Some of the things in formula are a bit confusing. The : is for interactions between two terms while the * is for main effects and interactions. The / is another one for interactions but what it does is generate an interaction between the numerator and all of the terms in the denominator (e.g. A/(B+C) = A:B + A:C). The | is for something like "grouped by". So, 1|station would be intercept grouped by station and in parentheses it's random (1|station). That's how you would do nesting.

Hopefully that's help. It's a bit odd to have a random effect nested within a fixed effect and I'm not sure how you'd represent that. I can't even imagine the situation. You might get a better response if you explain just what your variables are and what you want to accomplish. Lots of times people ask questions and are using the terminology wrong and it's hard to communicate. Explain what the variables represent and what you want to know about them.
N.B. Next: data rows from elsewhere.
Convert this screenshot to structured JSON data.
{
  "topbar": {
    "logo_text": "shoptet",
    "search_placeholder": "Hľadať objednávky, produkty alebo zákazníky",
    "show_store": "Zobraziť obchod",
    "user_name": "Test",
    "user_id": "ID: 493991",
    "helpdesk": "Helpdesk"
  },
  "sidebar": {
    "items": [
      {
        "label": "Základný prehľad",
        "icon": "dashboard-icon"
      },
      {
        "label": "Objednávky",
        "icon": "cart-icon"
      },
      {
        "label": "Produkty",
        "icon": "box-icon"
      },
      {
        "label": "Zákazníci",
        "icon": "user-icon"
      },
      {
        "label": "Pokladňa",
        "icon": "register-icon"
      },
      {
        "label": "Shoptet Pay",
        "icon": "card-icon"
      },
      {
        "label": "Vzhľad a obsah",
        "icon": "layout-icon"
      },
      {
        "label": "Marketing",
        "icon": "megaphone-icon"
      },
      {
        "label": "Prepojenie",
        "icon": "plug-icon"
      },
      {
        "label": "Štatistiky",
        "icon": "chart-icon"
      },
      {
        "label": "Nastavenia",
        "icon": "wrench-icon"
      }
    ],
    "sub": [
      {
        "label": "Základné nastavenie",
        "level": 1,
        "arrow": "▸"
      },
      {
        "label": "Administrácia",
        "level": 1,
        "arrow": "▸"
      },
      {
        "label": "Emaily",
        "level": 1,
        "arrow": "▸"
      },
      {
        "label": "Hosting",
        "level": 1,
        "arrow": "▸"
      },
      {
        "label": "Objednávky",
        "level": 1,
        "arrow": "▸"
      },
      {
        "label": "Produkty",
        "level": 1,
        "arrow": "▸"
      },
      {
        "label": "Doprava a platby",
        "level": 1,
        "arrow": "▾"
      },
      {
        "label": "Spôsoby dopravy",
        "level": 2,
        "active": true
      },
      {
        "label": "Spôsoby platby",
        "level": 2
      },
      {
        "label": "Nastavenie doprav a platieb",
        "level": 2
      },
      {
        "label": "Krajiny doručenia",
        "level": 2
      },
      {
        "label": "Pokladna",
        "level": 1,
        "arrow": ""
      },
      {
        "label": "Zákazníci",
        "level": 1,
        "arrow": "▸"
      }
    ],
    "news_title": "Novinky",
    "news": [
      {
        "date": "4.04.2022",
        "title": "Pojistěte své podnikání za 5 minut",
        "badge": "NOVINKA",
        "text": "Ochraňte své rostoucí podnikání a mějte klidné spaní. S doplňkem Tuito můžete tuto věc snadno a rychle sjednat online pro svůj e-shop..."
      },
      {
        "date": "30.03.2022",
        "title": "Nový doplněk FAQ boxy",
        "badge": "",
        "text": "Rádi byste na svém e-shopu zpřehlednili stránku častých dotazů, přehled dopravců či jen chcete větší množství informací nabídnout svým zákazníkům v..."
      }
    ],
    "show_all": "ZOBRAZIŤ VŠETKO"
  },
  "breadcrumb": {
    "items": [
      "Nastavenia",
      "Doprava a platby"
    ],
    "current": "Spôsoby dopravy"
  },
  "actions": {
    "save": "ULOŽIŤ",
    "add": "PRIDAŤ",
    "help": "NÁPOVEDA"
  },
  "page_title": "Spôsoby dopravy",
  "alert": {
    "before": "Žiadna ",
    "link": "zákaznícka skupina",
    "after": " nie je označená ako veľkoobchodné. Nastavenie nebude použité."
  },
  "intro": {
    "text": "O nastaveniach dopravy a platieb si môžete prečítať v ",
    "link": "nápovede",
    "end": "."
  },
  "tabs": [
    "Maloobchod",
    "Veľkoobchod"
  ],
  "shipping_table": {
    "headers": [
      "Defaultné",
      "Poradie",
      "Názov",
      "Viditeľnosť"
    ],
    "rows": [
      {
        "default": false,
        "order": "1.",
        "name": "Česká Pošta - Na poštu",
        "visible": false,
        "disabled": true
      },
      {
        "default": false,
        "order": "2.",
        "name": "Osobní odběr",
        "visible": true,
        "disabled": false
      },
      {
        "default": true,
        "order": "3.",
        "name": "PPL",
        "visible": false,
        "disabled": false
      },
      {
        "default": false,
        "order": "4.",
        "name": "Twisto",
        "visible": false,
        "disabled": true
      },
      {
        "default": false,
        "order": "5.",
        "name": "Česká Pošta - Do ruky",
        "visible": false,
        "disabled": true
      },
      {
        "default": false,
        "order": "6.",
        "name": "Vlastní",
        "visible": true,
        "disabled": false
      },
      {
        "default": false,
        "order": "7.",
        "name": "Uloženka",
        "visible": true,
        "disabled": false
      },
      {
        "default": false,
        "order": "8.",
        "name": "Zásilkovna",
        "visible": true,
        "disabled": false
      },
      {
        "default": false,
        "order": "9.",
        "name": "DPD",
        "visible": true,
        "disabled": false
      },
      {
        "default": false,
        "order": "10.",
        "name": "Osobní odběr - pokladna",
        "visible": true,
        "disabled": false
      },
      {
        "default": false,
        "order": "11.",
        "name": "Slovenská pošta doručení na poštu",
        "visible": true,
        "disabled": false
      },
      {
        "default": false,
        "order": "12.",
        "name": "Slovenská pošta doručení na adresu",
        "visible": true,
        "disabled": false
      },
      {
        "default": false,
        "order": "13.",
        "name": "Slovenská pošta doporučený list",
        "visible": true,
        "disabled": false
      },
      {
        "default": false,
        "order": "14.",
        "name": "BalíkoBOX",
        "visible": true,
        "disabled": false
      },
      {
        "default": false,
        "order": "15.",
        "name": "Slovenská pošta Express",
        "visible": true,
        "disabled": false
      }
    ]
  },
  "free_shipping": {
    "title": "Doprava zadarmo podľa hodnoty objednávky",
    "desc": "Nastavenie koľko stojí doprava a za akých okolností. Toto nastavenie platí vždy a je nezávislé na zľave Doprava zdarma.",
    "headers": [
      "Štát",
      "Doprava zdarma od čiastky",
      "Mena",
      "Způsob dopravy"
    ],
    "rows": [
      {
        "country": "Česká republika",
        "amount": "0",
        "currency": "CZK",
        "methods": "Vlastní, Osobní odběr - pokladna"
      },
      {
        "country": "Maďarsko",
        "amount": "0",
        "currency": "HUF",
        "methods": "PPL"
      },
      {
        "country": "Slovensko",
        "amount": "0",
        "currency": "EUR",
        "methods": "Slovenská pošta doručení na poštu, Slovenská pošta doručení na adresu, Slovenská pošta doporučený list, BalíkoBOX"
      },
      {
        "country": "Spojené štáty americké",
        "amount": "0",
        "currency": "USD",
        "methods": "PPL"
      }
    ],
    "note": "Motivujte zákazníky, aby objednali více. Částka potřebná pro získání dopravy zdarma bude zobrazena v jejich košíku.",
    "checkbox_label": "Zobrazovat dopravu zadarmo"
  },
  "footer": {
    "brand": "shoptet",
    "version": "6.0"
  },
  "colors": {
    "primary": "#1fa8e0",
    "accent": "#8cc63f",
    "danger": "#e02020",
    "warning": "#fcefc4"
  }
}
Focusing on your your description in your last paragraph it sounds like your tow is simply an indicator of the samples you gathered and not something you need estimates of in the sense that you expect tow 1 to be consistently different from tow 2 in some way. Tow is just indicating a sample. Unless you really believe the order of tows mattered you don't even bother with that variable. And if they mattered then it's a fixed effect (and maybe random, but not a solely random effect). You say that you want to know if tows change in variability from day to day. How about the answer is yes? It's not in the realm of realistic probability that they don't vary from day to day. It's just the variance of your measures. You're not allowed to try to account for every spec of variance because then you wind up not having any variance left over for error. You'd have an over-specified model. You'd be at the point of just reporting each measure.

You make a similar statement about wondering if station varies by day; of course it does. But maybe you mean specific days? Were the days grouped in some way by season, lunar cycle, etc? Unless you have something other than just this is day 1, this is day 2, etc how does knowing that stations vary day to day tell you anything other than stations vary? So the answer to that question is, of course stations vary day to day. And of course tows vary day to day and station to station. You end up left with a simple model:
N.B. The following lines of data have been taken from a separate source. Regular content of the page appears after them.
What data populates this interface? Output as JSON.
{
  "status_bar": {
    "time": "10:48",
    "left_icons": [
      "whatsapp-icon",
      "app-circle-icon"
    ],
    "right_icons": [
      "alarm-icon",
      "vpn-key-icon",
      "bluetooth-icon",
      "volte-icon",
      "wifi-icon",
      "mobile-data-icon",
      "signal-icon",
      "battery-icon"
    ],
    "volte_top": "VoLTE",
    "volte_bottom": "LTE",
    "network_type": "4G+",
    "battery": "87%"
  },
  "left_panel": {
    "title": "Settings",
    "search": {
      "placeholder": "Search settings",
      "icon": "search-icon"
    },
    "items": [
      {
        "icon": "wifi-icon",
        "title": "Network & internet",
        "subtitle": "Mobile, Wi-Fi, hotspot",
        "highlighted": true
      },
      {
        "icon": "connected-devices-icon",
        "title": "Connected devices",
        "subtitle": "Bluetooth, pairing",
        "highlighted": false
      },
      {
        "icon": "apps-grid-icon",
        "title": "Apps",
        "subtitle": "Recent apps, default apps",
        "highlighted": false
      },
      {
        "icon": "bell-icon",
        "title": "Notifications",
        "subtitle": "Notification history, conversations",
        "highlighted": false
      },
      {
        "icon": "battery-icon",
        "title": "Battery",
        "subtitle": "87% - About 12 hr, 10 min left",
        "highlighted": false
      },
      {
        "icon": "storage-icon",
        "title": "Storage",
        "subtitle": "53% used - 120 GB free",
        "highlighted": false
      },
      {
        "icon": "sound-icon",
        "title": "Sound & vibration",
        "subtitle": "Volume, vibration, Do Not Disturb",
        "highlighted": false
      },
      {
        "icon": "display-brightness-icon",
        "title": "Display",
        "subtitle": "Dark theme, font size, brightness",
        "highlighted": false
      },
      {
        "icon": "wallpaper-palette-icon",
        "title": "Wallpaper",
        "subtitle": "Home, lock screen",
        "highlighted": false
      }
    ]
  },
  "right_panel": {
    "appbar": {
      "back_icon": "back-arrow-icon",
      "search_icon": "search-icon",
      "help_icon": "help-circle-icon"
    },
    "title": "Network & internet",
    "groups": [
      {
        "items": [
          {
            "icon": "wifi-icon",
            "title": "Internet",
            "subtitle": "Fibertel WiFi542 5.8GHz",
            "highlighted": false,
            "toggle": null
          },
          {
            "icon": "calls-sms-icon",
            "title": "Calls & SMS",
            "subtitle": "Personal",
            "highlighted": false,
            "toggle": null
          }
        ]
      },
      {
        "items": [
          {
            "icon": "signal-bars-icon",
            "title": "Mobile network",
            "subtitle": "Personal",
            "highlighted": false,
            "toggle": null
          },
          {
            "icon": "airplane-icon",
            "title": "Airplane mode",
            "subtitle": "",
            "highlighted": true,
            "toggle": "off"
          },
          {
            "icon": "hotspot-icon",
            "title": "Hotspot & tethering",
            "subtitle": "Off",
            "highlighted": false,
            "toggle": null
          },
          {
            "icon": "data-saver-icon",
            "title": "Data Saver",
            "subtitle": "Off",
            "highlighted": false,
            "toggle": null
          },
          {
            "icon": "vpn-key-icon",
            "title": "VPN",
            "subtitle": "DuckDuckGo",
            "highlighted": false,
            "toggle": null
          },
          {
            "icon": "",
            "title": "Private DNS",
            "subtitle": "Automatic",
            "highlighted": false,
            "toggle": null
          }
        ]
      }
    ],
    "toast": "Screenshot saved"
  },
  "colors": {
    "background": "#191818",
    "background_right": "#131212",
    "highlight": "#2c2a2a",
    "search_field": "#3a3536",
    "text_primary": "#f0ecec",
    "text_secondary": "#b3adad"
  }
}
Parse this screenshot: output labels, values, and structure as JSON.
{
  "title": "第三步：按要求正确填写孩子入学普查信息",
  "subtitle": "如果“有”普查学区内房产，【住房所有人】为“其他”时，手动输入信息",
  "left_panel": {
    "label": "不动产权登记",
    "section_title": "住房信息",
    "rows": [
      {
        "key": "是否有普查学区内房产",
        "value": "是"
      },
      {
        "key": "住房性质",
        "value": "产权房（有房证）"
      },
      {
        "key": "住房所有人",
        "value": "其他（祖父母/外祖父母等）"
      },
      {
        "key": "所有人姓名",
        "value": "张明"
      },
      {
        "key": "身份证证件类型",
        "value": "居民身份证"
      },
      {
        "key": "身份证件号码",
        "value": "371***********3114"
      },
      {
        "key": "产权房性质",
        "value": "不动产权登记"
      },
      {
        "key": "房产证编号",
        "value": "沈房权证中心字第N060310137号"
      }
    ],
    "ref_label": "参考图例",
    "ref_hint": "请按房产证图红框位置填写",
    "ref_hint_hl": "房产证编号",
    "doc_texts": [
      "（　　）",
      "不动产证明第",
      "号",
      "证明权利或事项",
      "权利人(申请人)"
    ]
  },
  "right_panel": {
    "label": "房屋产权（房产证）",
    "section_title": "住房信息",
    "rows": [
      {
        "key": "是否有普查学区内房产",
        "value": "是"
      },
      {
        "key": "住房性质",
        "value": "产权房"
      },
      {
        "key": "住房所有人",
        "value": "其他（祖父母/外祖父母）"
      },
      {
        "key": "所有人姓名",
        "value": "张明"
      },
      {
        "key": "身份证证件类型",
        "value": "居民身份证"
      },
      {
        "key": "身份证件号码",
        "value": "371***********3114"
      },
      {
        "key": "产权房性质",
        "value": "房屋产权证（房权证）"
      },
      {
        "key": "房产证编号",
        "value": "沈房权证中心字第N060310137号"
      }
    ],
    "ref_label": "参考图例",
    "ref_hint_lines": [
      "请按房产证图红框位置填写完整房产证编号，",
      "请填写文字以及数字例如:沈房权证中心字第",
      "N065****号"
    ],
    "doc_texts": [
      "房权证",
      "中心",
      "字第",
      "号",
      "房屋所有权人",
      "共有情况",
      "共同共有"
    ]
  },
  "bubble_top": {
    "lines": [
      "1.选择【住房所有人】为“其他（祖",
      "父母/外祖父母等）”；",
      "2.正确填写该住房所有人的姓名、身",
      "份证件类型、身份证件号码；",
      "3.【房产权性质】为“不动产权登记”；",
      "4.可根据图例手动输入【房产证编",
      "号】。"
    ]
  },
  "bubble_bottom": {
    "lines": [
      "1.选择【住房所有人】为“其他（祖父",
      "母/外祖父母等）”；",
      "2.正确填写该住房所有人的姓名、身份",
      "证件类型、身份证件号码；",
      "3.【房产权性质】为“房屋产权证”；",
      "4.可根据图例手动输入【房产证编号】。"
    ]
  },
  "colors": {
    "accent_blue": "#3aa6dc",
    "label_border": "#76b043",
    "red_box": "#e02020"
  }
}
aov(y ~ station, data = dat)


The one fixed effect you have here, station, just is sampled over multiple tows and multiple days. I'm not sure you really need multi-level modelling here at all. It sounds like you're over-specifying your model.
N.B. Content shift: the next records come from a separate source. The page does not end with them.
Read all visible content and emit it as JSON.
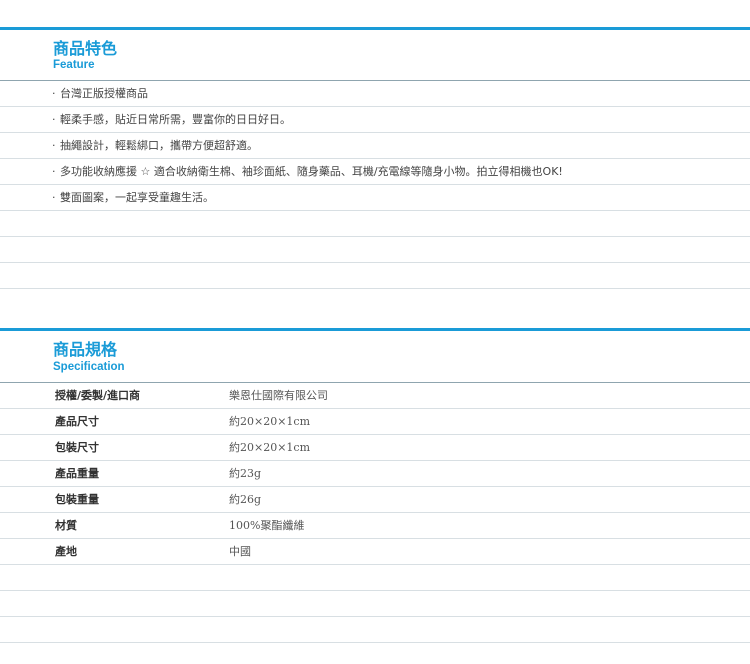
{
  "feature": {
    "title_zh": "商品特色",
    "title_en": "Feature",
    "bullet": "·",
    "items": [
      "台灣正版授權商品",
      "輕柔手感，貼近日常所需，豐富你的日日好日。",
      "抽繩設計，輕鬆綁口，攜帶方便超舒適。",
      "多功能收納應援 ☆ 適合收納衛生棉、袖珍面紙、隨身藥品、耳機/充電線等隨身小物。拍立得相機也OK!",
      "雙面圖案，一起享受童趣生活。"
    ]
  },
  "specification": {
    "title_zh": "商品規格",
    "title_en": "Specification",
    "rows": [
      {
        "label": "授權/委製/進口商",
        "value": "樂恩仕國際有限公司"
      },
      {
        "label": "產品尺寸",
        "value": "約20×20×1cm"
      },
      {
        "label": "包裝尺寸",
        "value": "約20×20×1cm"
      },
      {
        "label": "產品重量",
        "value": "約23g"
      },
      {
        "label": "包裝重量",
        "value": "約26g"
      },
      {
        "label": "材質",
        "value": "100%聚酯纖維"
      },
      {
        "label": "產地",
        "value": "中國"
      }
    ]
  },
  "colors": {
    "accent": "#1a9bd7",
    "divider": "#d8dfe3"
  }
}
If you really do want random day and tow effects and there's information that you haven't specified here then you might expand it out to a multi-level model. That would be:

lmer(y ~ station + (two*day|station), data = dat)


You need multiple tows at each station and day to use that model though.

• I agree with everything you've said but I think this is probably more of a comment than an answer. – Macro Sep 20 '13 at 3:36
• @John I was with you until "that's how you would do nesting". I think I missed the actual point of how you do nesting. Would you be willing to explain in more detail? I think I am still confused by the | and will look more into it. But from your response, I'm still not sure how to, for example, indicate that tow (random) is nested within station (fixed)? – wtree Sep 20 '13 at 17:11
• @John Oh and station is fixed as sites/locations of interest in the ocean and tow is random because I am taking plankton tows at these sites that are random in that they are attempting to account for variability in plankton at each site and then be extrapolated to represent the plankton population at a station. – wtree Sep 20 '13 at 17:12
• Not every label of a sample is a random variable, see edits. – John Sep 22 '13 at 17:56
• I still think tow shouldn't be in the model at all given that description. Day sounds fine though. – John Sep 25 '13 at 0:02